A Cause for Concern?
Gamers on social media reacted negatively, saying it is an “invasion of privacy.”
“For some people Parties are an escape, a place for them to speak to their mates and somewhere to possibly open up about their personal issues with their mates. but of course we’re now being monitored. nice one @PlayStation! #PS4UPDATE,” one user tweeted.
PlayStation put out an apology statement immediately and clarified the feature.
“PlayStation gamers learned about this new function in an unexpected way following the recent PS4 8.00 system update,” Catherine Jensen, Sony Interactive Entertainment’s vice president for global consumer experience, said in a blog post. “We didn’t clearly communicate this feature or explain why we were introducing it, and we apologize for that.”
“When the PS5 console launches in November, PS5 users will be able to chat with PS4 users — which is why we needed to include an advisory with the latest PS4 system update,” Jensen then added.
Players who decide to file a harassment report will be able to “include an up to 40 second-long Voice Chat clip,” she clarified.
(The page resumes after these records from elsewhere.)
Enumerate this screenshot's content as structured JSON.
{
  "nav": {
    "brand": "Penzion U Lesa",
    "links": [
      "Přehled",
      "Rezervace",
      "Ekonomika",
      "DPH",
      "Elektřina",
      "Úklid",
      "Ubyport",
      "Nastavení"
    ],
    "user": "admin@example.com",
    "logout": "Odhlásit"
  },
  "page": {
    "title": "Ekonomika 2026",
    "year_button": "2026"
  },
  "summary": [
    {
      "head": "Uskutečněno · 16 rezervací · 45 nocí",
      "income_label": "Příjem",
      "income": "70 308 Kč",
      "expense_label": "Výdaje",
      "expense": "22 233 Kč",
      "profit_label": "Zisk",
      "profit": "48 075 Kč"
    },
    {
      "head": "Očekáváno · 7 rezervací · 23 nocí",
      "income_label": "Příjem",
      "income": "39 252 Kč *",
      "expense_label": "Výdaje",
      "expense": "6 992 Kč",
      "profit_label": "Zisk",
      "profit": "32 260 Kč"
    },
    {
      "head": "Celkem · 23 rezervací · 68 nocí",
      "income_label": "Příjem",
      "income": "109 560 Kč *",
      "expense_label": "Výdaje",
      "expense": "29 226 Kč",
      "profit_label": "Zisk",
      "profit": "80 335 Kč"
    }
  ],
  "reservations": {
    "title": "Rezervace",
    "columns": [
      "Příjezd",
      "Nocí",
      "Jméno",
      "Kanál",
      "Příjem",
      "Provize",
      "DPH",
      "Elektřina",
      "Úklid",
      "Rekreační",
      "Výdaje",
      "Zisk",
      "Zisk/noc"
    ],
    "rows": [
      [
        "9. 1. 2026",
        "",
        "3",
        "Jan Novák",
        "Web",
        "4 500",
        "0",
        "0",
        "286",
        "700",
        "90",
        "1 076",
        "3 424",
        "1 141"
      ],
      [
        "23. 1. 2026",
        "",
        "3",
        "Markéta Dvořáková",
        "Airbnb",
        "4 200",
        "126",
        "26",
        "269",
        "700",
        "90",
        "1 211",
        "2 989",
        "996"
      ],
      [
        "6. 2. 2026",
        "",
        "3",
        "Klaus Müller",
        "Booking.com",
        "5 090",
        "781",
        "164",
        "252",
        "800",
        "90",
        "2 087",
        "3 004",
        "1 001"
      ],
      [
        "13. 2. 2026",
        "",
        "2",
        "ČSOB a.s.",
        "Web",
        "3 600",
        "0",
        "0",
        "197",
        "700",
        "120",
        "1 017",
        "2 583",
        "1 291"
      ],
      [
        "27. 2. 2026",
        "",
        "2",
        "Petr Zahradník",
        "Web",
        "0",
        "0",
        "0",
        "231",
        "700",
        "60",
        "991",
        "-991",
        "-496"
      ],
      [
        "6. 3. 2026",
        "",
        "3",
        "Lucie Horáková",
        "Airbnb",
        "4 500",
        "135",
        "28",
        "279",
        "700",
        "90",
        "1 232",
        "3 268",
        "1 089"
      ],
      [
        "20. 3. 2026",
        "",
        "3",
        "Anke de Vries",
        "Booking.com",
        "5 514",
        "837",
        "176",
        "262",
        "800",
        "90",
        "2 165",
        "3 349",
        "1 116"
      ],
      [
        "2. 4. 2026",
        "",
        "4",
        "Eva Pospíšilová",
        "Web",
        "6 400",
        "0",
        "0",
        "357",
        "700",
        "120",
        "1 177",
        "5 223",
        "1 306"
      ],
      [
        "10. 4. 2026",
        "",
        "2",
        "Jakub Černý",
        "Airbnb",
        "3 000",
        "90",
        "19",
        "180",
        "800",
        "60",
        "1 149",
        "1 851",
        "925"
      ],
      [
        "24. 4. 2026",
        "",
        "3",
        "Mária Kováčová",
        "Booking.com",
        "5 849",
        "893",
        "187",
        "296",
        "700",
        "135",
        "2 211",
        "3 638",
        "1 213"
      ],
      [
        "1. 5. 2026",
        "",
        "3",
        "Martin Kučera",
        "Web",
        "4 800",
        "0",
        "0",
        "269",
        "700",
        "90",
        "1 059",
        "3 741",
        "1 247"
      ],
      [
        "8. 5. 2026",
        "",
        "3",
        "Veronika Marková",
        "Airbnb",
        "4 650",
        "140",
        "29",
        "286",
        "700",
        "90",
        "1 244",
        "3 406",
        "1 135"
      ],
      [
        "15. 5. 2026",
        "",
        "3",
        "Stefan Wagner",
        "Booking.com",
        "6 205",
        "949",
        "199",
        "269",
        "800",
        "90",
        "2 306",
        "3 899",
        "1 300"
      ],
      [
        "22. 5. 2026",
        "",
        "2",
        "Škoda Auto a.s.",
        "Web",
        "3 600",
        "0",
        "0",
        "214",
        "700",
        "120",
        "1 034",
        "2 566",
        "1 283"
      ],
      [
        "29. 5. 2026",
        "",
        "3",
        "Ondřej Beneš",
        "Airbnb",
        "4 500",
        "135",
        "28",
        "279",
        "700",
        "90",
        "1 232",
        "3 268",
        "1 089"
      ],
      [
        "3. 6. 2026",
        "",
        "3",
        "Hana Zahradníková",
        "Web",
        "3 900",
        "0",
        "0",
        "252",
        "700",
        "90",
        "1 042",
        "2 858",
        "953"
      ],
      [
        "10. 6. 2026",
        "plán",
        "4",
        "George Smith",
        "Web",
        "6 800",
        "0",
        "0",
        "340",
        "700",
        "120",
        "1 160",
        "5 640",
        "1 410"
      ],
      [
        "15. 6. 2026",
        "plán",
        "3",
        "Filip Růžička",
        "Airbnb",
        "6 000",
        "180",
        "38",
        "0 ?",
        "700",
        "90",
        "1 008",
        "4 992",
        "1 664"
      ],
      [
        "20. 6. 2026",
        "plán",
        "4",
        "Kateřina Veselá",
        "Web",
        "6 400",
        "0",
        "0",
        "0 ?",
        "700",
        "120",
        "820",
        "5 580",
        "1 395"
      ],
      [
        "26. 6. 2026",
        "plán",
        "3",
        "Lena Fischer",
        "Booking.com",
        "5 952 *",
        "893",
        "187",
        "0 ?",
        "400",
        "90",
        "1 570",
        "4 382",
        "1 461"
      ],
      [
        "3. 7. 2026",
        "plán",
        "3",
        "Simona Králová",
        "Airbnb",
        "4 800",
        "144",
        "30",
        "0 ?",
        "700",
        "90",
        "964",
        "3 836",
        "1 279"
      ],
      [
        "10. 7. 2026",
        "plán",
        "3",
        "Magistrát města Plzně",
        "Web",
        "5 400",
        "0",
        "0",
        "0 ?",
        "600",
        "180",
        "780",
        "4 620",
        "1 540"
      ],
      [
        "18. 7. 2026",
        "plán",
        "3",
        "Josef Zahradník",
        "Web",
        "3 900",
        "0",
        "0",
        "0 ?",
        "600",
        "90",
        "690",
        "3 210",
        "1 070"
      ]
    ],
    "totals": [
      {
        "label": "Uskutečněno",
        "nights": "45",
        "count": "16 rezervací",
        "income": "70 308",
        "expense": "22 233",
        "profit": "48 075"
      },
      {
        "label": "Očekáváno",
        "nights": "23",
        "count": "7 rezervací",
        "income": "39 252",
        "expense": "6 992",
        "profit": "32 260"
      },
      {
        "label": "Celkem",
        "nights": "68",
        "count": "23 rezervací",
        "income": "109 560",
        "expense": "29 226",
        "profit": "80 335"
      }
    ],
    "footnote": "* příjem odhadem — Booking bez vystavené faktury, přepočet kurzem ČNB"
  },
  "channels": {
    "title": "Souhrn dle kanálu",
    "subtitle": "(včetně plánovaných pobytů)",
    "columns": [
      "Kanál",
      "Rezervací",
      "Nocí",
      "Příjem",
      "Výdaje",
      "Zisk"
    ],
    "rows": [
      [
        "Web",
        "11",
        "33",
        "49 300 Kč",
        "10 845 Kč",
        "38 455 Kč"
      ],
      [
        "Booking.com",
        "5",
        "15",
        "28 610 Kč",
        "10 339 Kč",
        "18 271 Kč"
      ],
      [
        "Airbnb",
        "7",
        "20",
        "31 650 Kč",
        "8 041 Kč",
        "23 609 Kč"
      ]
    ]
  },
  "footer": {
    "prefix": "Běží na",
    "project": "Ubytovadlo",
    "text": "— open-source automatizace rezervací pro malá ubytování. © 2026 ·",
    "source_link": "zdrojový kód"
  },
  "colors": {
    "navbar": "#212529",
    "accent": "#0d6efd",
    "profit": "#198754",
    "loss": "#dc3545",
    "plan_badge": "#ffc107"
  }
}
This “includes 20 seconds of the main conversation with other players and an additional 10 seconds before and after the conversation selection,” Fox Business reported.
“Please note that this feature will not actively monitor or listen in on your conversations – ever – and it’s strictly reserved for reporting online abuse or harassment,” Jensen said.